■ **Exercise**: Whatever appears in the listing, return all of it exactly.

■ **Material provided**:
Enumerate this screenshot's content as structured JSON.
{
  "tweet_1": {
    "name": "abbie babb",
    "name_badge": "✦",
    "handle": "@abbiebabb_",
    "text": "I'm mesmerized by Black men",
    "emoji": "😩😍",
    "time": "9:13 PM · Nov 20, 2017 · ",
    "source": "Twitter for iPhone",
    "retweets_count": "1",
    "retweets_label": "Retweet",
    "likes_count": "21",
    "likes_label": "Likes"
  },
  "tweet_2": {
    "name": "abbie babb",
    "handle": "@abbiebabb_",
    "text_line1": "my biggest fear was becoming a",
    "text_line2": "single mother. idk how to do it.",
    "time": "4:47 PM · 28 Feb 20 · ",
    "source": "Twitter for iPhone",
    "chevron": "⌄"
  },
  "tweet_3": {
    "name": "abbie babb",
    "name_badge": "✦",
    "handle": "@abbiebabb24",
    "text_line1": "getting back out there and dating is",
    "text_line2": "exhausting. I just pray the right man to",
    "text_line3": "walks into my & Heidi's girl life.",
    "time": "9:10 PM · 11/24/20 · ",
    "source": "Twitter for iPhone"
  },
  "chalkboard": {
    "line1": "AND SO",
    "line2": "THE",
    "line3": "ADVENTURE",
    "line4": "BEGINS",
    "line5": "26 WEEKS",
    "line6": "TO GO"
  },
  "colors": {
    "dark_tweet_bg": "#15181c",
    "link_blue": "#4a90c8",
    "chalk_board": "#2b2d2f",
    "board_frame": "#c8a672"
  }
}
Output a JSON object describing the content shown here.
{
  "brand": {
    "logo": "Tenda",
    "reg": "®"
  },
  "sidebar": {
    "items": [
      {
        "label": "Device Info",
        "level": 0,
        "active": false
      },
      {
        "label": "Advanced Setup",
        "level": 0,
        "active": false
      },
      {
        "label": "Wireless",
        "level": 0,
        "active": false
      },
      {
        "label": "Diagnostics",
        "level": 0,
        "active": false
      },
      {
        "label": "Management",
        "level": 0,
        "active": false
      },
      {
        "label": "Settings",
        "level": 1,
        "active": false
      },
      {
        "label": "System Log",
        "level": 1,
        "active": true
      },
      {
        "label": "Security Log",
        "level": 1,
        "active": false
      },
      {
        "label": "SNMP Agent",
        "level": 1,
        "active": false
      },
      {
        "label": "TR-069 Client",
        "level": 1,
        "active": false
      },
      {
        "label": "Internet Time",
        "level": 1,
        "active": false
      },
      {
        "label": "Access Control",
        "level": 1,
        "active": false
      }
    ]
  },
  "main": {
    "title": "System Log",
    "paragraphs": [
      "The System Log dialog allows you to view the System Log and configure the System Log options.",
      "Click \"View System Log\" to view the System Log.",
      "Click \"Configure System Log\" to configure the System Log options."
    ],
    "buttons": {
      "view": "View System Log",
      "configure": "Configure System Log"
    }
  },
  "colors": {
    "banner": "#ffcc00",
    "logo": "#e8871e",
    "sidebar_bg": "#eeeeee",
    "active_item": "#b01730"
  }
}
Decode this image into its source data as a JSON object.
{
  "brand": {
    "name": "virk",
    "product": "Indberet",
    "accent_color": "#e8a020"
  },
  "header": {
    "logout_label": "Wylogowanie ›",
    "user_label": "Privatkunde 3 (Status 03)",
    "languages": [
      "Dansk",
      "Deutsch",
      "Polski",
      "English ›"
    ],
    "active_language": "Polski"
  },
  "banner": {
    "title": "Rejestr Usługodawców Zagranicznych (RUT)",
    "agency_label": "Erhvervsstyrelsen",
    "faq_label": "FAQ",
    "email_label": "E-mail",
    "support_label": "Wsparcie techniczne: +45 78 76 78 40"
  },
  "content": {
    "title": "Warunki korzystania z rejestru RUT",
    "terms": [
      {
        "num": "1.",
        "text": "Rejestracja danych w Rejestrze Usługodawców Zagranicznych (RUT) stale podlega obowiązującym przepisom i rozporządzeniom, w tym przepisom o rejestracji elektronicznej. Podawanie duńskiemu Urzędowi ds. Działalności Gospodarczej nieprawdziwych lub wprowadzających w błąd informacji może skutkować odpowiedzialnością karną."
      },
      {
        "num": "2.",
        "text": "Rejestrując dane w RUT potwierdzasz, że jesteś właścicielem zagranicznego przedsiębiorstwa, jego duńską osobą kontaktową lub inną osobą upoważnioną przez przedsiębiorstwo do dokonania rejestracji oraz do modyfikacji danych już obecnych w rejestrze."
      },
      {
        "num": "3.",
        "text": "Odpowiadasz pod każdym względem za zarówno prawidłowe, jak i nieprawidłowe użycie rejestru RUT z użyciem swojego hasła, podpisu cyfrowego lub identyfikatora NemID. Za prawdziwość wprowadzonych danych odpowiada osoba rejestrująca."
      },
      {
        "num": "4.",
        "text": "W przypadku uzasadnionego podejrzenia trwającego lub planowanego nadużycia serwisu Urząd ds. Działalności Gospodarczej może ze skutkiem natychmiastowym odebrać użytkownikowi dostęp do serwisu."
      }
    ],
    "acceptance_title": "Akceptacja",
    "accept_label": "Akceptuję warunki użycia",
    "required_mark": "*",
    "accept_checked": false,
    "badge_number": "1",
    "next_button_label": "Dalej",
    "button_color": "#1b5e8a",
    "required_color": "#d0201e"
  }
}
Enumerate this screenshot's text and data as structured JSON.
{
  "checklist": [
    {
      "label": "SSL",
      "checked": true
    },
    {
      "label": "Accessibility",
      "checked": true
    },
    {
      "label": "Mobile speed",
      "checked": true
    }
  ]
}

■ **Task result**:
Enumerate this screenshot's content as structured JSON.
{
  "tweet_1": {
    "name": "abbie babb",
    "name_badge": "✦",
    "handle": "@abbiebabb_",
    "text": "I'm mesmerized by Black men",
    "emoji": "😩😍",
    "time": "9:13 PM · Nov 20, 2017 · ",
    "source": "Twitter for iPhone",
    "retweets_count": "1",
    "retweets_label": "Retweet",
    "likes_count": "21",
    "likes_label": "Likes"
  },
  "tweet_2": {
    "name": "abbie babb",
    "handle": "@abbiebabb_",
    "text_line1": "my biggest fear was becoming a",
    "text_line2": "single mother. idk how to do it.",
    "time": "4:47 PM · 28 Feb 20 · ",
    "source": "Twitter for iPhone",
    "chevron": "⌄"
  },
  "tweet_3": {
    "name": "abbie babb",
    "name_badge": "✦",
    "handle": "@abbiebabb24",
    "text_line1": "getting back out there and dating is",
    "text_line2": "exhausting. I just pray the right man to",
    "text_line3": "walks into my & Heidi's girl life.",
    "time": "9:10 PM · 11/24/20 · ",
    "source": "Twitter for iPhone"
  },
  "chalkboard": {
    "line1": "AND SO",
    "line2": "THE",
    "line3": "ADVENTURE",
    "line4": "BEGINS",
    "line5": "26 WEEKS",
    "line6": "TO GO"
  },
  "colors": {
    "dark_tweet_bg": "#15181c",
    "link_blue": "#4a90c8",
    "chalk_board": "#2b2d2f",
    "board_frame": "#c8a672"
  }
}
Output a JSON object describing the content shown here.
{
  "brand": {
    "logo": "Tenda",
    "reg": "®"
  },
  "sidebar": {
    "items": [
      {
        "label": "Device Info",
        "level": 0,
        "active": false
      },
      {
        "label": "Advanced Setup",
        "level": 0,
        "active": false
      },
      {
        "label": "Wireless",
        "level": 0,
        "active": false
      },
      {
        "label": "Diagnostics",
        "level": 0,
        "active": false
      },
      {
        "label": "Management",
        "level": 0,
        "active": false
      },
      {
        "label": "Settings",
        "level": 1,
        "active": false
      },
      {
        "label": "System Log",
        "level": 1,
        "active": true
      },
      {
        "label": "Security Log",
        "level": 1,
        "active": false
      },
      {
        "label": "SNMP Agent",
        "level": 1,
        "active": false
      },
      {
        "label": "TR-069 Client",
        "level": 1,
        "active": false
      },
      {
        "label": "Internet Time",
        "level": 1,
        "active": false
      },
      {
        "label": "Access Control",
        "level": 1,
        "active": false
      }
    ]
  },
  "main": {
    "title": "System Log",
    "paragraphs": [
      "The System Log dialog allows you to view the System Log and configure the System Log options.",
      "Click \"View System Log\" to view the System Log.",
      "Click \"Configure System Log\" to configure the System Log options."
    ],
    "buttons": {
      "view": "View System Log",
      "configure": "Configure System Log"
    }
  },
  "colors": {
    "banner": "#ffcc00",
    "logo": "#e8871e",
    "sidebar_bg": "#eeeeee",
    "active_item": "#b01730"
  }
}
Decode this image into its source data as a JSON object.
{
  "brand": {
    "name": "virk",
    "product": "Indberet",
    "accent_color": "#e8a020"
  },
  "header": {
    "logout_label": "Wylogowanie ›",
    "user_label": "Privatkunde 3 (Status 03)",
    "languages": [
      "Dansk",
      "Deutsch",
      "Polski",
      "English ›"
    ],
    "active_language": "Polski"
  },
  "banner": {
    "title": "Rejestr Usługodawców Zagranicznych (RUT)",
    "agency_label": "Erhvervsstyrelsen",
    "faq_label": "FAQ",
    "email_label": "E-mail",
    "support_label": "Wsparcie techniczne: +45 78 76 78 40"
  },
  "content": {
    "title": "Warunki korzystania z rejestru RUT",
    "terms": [
      {
        "num": "1.",
        "text": "Rejestracja danych w Rejestrze Usługodawców Zagranicznych (RUT) stale podlega obowiązującym przepisom i rozporządzeniom, w tym przepisom o rejestracji elektronicznej. Podawanie duńskiemu Urzędowi ds. Działalności Gospodarczej nieprawdziwych lub wprowadzających w błąd informacji może skutkować odpowiedzialnością karną."
      },
      {
        "num": "2.",
        "text": "Rejestrując dane w RUT potwierdzasz, że jesteś właścicielem zagranicznego przedsiębiorstwa, jego duńską osobą kontaktową lub inną osobą upoważnioną przez przedsiębiorstwo do dokonania rejestracji oraz do modyfikacji danych już obecnych w rejestrze."
      },
      {
        "num": "3.",
        "text": "Odpowiadasz pod każdym względem za zarówno prawidłowe, jak i nieprawidłowe użycie rejestru RUT z użyciem swojego hasła, podpisu cyfrowego lub identyfikatora NemID. Za prawdziwość wprowadzonych danych odpowiada osoba rejestrująca."
      },
      {
        "num": "4.",
        "text": "W przypadku uzasadnionego podejrzenia trwającego lub planowanego nadużycia serwisu Urząd ds. Działalności Gospodarczej może ze skutkiem natychmiastowym odebrać użytkownikowi dostęp do serwisu."
      }
    ],
    "acceptance_title": "Akceptacja",
    "accept_label": "Akceptuję warunki użycia",
    "required_mark": "*",
    "accept_checked": false,
    "badge_number": "1",
    "next_button_label": "Dalej",
    "button_color": "#1b5e8a",
    "required_color": "#d0201e"
  }
}
Enumerate this screenshot's text and data as structured JSON.
{
  "checklist": [
    {
      "label": "SSL",
      "checked": true
    },
    {
      "label": "Accessibility",
      "checked": true
    },
    {
      "label": "Mobile speed",
      "checked": true
    }
  ]
}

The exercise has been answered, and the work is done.